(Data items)
┏━━

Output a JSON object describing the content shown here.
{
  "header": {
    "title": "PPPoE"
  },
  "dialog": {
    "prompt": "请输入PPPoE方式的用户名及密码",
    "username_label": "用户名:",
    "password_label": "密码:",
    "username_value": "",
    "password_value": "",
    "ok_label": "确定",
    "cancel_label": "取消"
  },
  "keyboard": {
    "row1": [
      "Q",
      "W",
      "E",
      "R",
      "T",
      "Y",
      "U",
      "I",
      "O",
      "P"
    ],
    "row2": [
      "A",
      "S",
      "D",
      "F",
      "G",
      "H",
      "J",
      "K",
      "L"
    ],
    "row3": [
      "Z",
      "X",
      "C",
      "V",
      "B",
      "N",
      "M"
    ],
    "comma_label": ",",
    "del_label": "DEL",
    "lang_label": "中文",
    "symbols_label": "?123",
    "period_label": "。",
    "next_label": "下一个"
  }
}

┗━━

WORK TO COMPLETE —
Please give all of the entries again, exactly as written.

EXERCISE RESULT —
Output a JSON object describing the content shown here.
{
  "header": {
    "title": "PPPoE"
  },
  "dialog": {
    "prompt": "请输入PPPoE方式的用户名及密码",
    "username_label": "用户名:",
    "password_label": "密码:",
    "username_value": "",
    "password_value": "",
    "ok_label": "确定",
    "cancel_label": "取消"
  },
  "keyboard": {
    "row1": [
      "Q",
      "W",
      "E",
      "R",
      "T",
      "Y",
      "U",
      "I",
      "O",
      "P"
    ],
    "row2": [
      "A",
      "S",
      "D",
      "F",
      "G",
      "H",
      "J",
      "K",
      "L"
    ],
    "row3": [
      "Z",
      "X",
      "C",
      "V",
      "B",
      "N",
      "M"
    ],
    "comma_label": ",",
    "del_label": "DEL",
    "lang_label": "中文",
    "symbols_label": "?123",
    "period_label": "。",
    "next_label": "下一个"
  }
}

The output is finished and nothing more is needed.